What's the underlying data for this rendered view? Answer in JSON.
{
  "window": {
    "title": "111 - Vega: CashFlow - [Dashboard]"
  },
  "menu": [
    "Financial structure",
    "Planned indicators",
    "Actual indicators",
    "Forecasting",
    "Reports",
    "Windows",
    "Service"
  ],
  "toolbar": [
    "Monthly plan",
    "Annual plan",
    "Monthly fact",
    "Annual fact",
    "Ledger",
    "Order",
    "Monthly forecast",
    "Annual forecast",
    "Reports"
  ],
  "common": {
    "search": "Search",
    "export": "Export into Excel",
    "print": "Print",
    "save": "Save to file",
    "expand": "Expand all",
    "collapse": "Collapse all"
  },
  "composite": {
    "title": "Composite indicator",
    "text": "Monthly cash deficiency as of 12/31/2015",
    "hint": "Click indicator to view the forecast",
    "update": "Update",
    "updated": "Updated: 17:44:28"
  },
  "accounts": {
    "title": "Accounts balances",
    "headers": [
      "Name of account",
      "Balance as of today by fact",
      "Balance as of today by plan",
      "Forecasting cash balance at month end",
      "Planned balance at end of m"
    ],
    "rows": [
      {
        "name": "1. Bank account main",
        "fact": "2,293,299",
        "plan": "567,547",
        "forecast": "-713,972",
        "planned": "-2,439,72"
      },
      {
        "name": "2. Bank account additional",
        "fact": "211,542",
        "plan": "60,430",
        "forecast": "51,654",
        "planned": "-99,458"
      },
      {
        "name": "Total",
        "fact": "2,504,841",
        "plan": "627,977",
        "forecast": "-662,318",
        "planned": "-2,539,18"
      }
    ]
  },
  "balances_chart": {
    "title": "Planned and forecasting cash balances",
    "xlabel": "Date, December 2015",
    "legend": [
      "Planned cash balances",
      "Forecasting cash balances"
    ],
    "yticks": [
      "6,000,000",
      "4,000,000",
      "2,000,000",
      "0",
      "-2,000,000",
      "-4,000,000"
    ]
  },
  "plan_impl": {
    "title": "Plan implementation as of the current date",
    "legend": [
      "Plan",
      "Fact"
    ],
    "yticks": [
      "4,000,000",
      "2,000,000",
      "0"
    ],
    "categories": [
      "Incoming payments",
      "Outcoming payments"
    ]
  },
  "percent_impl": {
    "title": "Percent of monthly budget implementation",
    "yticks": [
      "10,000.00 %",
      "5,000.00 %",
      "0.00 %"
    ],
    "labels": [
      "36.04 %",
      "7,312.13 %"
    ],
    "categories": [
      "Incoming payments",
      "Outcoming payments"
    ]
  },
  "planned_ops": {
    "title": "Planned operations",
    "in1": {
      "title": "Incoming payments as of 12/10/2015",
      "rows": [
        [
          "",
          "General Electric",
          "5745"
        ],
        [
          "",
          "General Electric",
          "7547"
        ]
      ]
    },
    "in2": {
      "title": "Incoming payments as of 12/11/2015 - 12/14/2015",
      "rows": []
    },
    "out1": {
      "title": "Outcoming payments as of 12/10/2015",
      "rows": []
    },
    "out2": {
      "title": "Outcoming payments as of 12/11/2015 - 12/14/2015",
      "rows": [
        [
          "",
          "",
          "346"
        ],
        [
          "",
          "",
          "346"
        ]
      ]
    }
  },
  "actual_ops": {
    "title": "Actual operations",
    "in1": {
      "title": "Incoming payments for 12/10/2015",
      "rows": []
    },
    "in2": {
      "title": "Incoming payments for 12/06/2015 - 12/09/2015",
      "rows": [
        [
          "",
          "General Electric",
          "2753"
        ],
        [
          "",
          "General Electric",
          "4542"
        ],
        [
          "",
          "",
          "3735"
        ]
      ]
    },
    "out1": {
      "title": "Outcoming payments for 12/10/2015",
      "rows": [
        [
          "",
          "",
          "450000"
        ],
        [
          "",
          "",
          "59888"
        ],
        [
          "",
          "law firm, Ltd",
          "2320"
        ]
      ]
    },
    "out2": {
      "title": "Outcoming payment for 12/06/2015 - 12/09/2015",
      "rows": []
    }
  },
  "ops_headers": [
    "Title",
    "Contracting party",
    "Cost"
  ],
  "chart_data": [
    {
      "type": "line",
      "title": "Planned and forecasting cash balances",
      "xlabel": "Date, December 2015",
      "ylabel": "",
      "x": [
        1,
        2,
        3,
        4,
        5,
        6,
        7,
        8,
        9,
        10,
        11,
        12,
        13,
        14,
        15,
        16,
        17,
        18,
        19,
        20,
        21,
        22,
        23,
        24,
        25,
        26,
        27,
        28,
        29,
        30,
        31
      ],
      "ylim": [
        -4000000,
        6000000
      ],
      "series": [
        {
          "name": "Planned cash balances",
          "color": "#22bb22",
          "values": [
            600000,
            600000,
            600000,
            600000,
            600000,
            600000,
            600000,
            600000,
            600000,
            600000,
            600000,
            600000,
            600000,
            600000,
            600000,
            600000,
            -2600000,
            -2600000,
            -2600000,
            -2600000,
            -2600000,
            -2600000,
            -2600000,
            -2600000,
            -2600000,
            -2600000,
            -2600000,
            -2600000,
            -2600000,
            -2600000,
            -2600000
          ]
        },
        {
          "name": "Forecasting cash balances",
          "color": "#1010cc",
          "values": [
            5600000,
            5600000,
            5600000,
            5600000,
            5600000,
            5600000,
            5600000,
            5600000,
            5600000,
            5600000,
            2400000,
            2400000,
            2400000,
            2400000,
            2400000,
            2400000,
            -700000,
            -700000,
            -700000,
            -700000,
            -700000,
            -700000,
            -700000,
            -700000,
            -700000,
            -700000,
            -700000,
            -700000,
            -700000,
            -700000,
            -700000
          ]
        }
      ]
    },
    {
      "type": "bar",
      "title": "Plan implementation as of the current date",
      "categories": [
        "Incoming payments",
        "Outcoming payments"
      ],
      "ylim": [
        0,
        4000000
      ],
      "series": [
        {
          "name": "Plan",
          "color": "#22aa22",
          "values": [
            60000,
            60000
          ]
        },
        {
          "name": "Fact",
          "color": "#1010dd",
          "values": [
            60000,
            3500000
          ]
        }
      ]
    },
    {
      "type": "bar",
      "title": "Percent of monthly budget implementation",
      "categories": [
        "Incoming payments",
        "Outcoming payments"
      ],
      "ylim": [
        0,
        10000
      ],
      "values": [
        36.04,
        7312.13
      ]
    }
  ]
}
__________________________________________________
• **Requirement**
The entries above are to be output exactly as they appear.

• **Problem solution**
What's the underlying data for this rendered view? Answer in JSON.
{
  "window": {
    "title": "111 - Vega: CashFlow - [Dashboard]"
  },
  "menu": [
    "Financial structure",
    "Planned indicators",
    "Actual indicators",
    "Forecasting",
    "Reports",
    "Windows",
    "Service"
  ],
  "toolbar": [
    "Monthly plan",
    "Annual plan",
    "Monthly fact",
    "Annual fact",
    "Ledger",
    "Order",
    "Monthly forecast",
    "Annual forecast",
    "Reports"
  ],
  "common": {
    "search": "Search",
    "export": "Export into Excel",
    "print": "Print",
    "save": "Save to file",
    "expand": "Expand all",
    "collapse": "Collapse all"
  },
  "composite": {
    "title": "Composite indicator",
    "text": "Monthly cash deficiency as of 12/31/2015",
    "hint": "Click indicator to view the forecast",
    "update": "Update",
    "updated": "Updated: 17:44:28"
  },
  "accounts": {
    "title": "Accounts balances",
    "headers": [
      "Name of account",
      "Balance as of today by fact",
      "Balance as of today by plan",
      "Forecasting cash balance at month end",
      "Planned balance at end of m"
    ],
    "rows": [
      {
        "name": "1. Bank account main",
        "fact": "2,293,299",
        "plan": "567,547",
        "forecast": "-713,972",
        "planned": "-2,439,72"
      },
      {
        "name": "2. Bank account additional",
        "fact": "211,542",
        "plan": "60,430",
        "forecast": "51,654",
        "planned": "-99,458"
      },
      {
        "name": "Total",
        "fact": "2,504,841",
        "plan": "627,977",
        "forecast": "-662,318",
        "planned": "-2,539,18"
      }
    ]
  },
  "balances_chart": {
    "title": "Planned and forecasting cash balances",
    "xlabel": "Date, December 2015",
    "legend": [
      "Planned cash balances",
      "Forecasting cash balances"
    ],
    "yticks": [
      "6,000,000",
      "4,000,000",
      "2,000,000",
      "0",
      "-2,000,000",
      "-4,000,000"
    ]
  },
  "plan_impl": {
    "title": "Plan implementation as of the current date",
    "legend": [
      "Plan",
      "Fact"
    ],
    "yticks": [
      "4,000,000",
      "2,000,000",
      "0"
    ],
    "categories": [
      "Incoming payments",
      "Outcoming payments"
    ]
  },
  "percent_impl": {
    "title": "Percent of monthly budget implementation",
    "yticks": [
      "10,000.00 %",
      "5,000.00 %",
      "0.00 %"
    ],
    "labels": [
      "36.04 %",
      "7,312.13 %"
    ],
    "categories": [
      "Incoming payments",
      "Outcoming payments"
    ]
  },
  "planned_ops": {
    "title": "Planned operations",
    "in1": {
      "title": "Incoming payments as of 12/10/2015",
      "rows": [
        [
          "",
          "General Electric",
          "5745"
        ],
        [
          "",
          "General Electric",
          "7547"
        ]
      ]
    },
    "in2": {
      "title": "Incoming payments as of 12/11/2015 - 12/14/2015",
      "rows": []
    },
    "out1": {
      "title": "Outcoming payments as of 12/10/2015",
      "rows": []
    },
    "out2": {
      "title": "Outcoming payments as of 12/11/2015 - 12/14/2015",
      "rows": [
        [
          "",
          "",
          "346"
        ],
        [
          "",
          "",
          "346"
        ]
      ]
    }
  },
  "actual_ops": {
    "title": "Actual operations",
    "in1": {
      "title": "Incoming payments for 12/10/2015",
      "rows": []
    },
    "in2": {
      "title": "Incoming payments for 12/06/2015 - 12/09/2015",
      "rows": [
        [
          "",
          "General Electric",
          "2753"
        ],
        [
          "",
          "General Electric",
          "4542"
        ],
        [
          "",
          "",
          "3735"
        ]
      ]
    },
    "out1": {
      "title": "Outcoming payments for 12/10/2015",
      "rows": [
        [
          "",
          "",
          "450000"
        ],
        [
          "",
          "",
          "59888"
        ],
        [
          "",
          "law firm, Ltd",
          "2320"
        ]
      ]
    },
    "out2": {
      "title": "Outcoming payment for 12/06/2015 - 12/09/2015",
      "rows": []
    }
  },
  "ops_headers": [
    "Title",
    "Contracting party",
    "Cost"
  ],
  "chart_data": [
    {
      "type": "line",
      "title": "Planned and forecasting cash balances",
      "xlabel": "Date, December 2015",
      "ylabel": "",
      "x": [
        1,
        2,
        3,
        4,
        5,
        6,
        7,
        8,
        9,
        10,
        11,
        12,
        13,
        14,
        15,
        16,
        17,
        18,
        19,
        20,
        21,
        22,
        23,
        24,
        25,
        26,
        27,
        28,
        29,
        30,
        31
      ],
      "ylim": [
        -4000000,
        6000000
      ],
      "series": [
        {
          "name": "Planned cash balances",
          "color": "#22bb22",
          "values": [
            600000,
            600000,
            600000,
            600000,
            600000,
            600000,
            600000,
            600000,
            600000,
            600000,
            600000,
            600000,
            600000,
            600000,
            600000,
            600000,
            -2600000,
            -2600000,
            -2600000,
            -2600000,
            -2600000,
            -2600000,
            -2600000,
            -2600000,
            -2600000,
            -2600000,
            -2600000,
            -2600000,
            -2600000,
            -2600000,
            -2600000
          ]
        },
        {
          "name": "Forecasting cash balances",
          "color": "#1010cc",
          "values": [
            5600000,
            5600000,
            5600000,
            5600000,
            5600000,
            5600000,
            5600000,
            5600000,
            5600000,
            5600000,
            2400000,
            2400000,
            2400000,
            2400000,
            2400000,
            2400000,
            -700000,
            -700000,
            -700000,
            -700000,
            -700000,
            -700000,
            -700000,
            -700000,
            -700000,
            -700000,
            -700000,
            -700000,
            -700000,
            -700000,
            -700000
          ]
        }
      ]
    },
    {
      "type": "bar",
      "title": "Plan implementation as of the current date",
      "categories": [
        "Incoming payments",
        "Outcoming payments"
      ],
      "ylim": [
        0,
        4000000
      ],
      "series": [
        {
          "name": "Plan",
          "color": "#22aa22",
          "values": [
            60000,
            60000
          ]
        },
        {
          "name": "Fact",
          "color": "#1010dd",
          "values": [
            60000,
            3500000
          ]
        }
      ]
    },
    {
      "type": "bar",
      "title": "Percent of monthly budget implementation",
      "categories": [
        "Incoming payments",
        "Outcoming payments"
      ],
      "ylim": [
        0,
        10000
      ],
      "values": [
        36.04,
        7312.13
      ]
    }
  ]
}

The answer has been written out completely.